The ivy is a popular climbing and climbing plant with long runners, which also makes it a great option as a hanging shelf decoration. There are both plain green as well as piebald and spotted variants of the houseplant. The ivy is one of the plants that can purify the air particularly effectively. The ivy plant should be watered about once a week; if it has too little water, its leaves become limp and pale. In winter, when the air is dry, she enjoys a little water from the water sprayer directly on her leaves.

String of Pearls Senecio rowleyanus – fun hanging plant for indoors

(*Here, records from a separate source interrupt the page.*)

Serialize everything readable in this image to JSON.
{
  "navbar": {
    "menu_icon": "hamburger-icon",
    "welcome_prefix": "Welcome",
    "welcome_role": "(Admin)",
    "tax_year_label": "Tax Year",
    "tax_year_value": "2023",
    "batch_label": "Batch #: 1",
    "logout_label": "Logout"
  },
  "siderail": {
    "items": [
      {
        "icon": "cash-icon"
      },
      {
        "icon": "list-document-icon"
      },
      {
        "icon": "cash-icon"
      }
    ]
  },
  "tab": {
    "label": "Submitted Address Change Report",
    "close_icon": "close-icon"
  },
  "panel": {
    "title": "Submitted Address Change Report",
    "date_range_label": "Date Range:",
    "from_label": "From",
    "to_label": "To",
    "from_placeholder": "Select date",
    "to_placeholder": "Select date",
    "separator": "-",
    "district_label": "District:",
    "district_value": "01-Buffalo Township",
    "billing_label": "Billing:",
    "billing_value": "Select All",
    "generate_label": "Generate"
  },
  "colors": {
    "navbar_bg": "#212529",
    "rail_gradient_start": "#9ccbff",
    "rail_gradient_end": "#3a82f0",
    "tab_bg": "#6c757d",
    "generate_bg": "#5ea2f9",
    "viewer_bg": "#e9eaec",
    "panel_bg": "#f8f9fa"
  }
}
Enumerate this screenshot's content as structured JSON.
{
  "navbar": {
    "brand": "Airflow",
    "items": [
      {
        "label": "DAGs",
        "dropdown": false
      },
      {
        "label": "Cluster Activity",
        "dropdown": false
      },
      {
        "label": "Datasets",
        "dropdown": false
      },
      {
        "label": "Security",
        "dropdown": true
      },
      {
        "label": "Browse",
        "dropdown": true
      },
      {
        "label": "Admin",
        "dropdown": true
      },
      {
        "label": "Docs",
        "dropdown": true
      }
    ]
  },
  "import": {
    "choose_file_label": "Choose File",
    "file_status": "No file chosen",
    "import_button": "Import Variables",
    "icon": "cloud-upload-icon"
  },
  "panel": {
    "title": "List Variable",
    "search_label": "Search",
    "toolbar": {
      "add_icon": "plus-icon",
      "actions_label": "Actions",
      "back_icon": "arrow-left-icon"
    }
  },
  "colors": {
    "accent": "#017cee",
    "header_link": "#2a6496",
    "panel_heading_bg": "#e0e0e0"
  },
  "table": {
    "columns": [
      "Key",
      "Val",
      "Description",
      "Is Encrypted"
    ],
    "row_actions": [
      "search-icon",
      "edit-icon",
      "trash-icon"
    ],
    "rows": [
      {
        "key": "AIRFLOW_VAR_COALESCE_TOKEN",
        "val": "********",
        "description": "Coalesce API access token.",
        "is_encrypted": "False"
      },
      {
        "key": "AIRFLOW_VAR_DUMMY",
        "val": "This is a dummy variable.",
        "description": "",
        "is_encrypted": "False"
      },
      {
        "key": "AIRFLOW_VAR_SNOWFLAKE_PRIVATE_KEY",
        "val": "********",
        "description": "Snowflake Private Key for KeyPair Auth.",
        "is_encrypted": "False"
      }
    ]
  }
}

Are you looking for an undemanding hanging plant? The string of pearls is also called the pea plant and is a succulent. This means it only needs a little water because it stores it in its fleshy, round leaves. The string of pearls prefers to be in light or partial shade. The plant also looks particularly great in flower pots with a face, so its long tendrils look like hair on a head! It is best to place the pea plant elevated on a shelf or in a hanging hanging basket. Thanks to its narrow “footprint”, the plant is a great decoration idea for small bathrooms with an urban jungle look.

Radiated Aralia Schefflera – A potentially large houseplant

The Schefflera grows tree-like, with many multi-leaved leaf stalks that spread out like fingers from a hand. Once bought as a small plant, over time the Schefflera turns from a small desk plant into an impressive tree. The Schefflera cannot be described as an absolute beginner plant: too much or too little water causes problems with the Schefflera. The radiant aralia does not need a lot of water, it only waters when the soil has dried out, and if the plant loses too many leaves, it is a sign of a lack of water. In summer, however, the Schefflera needs to be watered weekly. It does not tolerate waterlogging well, expanded clay on the bottom of the flower pot reduces the risk.

Radiated Aralia Schefflera